Most major research universities have a technology transfer plan. UT Arlington’s features a partnership with the city and the Chamber of Commerce. The chamber’s Technology Initiative is designed to stimulate the local economy by forming a technology cluster in which technologies developed at UT Arlington are a driving force.

This initiative led to formation of the Arlington Technology Incubator (ATI), which focuses primarily on technology transfer in chemistry, engineering, computer science, nanotechnology and biology. The ATI bolsters fledgling businesses, serving as a one-stop shop with a network of angel investors, banks, accountants, marketers and other support services.

The idea of a business incubator hatched in upstate New York in the late 1950s, but the archetype operation turned Northern California into Silicon Valley in the 1970s. Incubators are now a trend wherever local economies seek out high-tech startups, and Arlington opened its incubator in April 2002 (in part, to keep pace with Austin’s very successful launch a few years earlier).

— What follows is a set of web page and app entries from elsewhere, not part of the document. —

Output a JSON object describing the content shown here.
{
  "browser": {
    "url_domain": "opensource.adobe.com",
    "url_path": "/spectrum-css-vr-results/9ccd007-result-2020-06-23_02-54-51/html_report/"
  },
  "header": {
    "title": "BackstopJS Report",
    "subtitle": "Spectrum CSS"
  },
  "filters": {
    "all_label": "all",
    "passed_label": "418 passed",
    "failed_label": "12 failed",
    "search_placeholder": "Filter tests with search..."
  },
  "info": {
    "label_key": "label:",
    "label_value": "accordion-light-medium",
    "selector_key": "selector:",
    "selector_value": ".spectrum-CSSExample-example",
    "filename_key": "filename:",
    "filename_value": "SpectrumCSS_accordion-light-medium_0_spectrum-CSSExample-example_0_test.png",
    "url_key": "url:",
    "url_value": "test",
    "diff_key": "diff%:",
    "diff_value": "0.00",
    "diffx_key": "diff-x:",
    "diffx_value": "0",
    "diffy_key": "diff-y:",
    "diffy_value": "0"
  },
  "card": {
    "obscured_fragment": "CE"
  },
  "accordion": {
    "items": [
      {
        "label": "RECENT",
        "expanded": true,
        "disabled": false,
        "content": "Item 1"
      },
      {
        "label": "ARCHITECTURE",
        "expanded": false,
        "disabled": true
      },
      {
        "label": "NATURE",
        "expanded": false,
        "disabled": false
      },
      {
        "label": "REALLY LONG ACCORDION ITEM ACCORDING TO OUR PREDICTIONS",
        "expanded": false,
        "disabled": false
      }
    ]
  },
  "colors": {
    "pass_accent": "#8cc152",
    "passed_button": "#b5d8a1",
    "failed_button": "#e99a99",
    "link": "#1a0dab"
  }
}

A $250,000 grant from the Economic Development Administration got the ATI up and running, and former Arlington Mayor Richard Greene was named its first director. The incubator existed only virtually until 2003, when a $1.4 million building-purchase grant enabled it to move into a 22,000-square-foot facility just east of the campus.

“Basically, we provide all the support that the new small business owners will need to start their companies and grow their organizations,” said ATI Director Sergio Bento. “One of the major advantages of having an incubator is that there’s someone who can advise these companies and help them get established, whether it’s getting funding, assisting the technology or running the company.”

Not every company in the ATI comes from the UT Arlington labs, but two of the three that have graduated from the ATI so far have direct ties to the University. The first was TissueGen, a biomedical research and development operation founded by former biomedical engineering Professor Kevin Nelson. The other, Imagecom, is run by Venkat Devarajan, an electrical engineering professor.

Bento figures two more companies, one focused on improved medical training and the other on digital imaging, are close to graduating. Vapro and 13 other startups hope to follow their lead.

“Some of these technologies are very new, but I think there are several companies that have a good shot,” he said. “The idea is to keep working with UT Arlington to form new companies and identify the researchers who have a good chance to develop new technologies that can move into the marketplace. We’re working very closely together, and people can expect some great things to happen. We can have a major impact in technology in the next few years.”

Such innovations require patience, a little luck and a lot of support. Every technology-turned-company isn’t guaranteed success, even with the incubator’s backing.

“Startup companies are so fragile that any small thing can have catastrophic consequences. It’s hard for people to understand that,” said Ron Elsenbaumer, UT Arlington’s vice president for research.

“Without the incubator, none of these companies would be able to exist because they wouldn’t have the opportunity to get started. Now, some will have the opportunity to see commercial success. You need that guidance, and you need that nurturing. … It’s a tough world, and you need every support mechanism you can find.”

Moving forward

Despite the challenges Dr. You faced in launching Vapro, he is guardedly optimistic about his young company’s future. Initial investments arrived in 2005—enough to hire key engineers and staff—and more money would develop its first marketable products.

“Everything appears to show that it’s strong enough to move forward,” You said. “I still feel it has potential. There’s still a lot to do, so I’m still watching over what might happen. It’s exciting, but at the same time it gives you more work to do.”

At least he doesn’t have to do all the work alone.

— Danny Woodward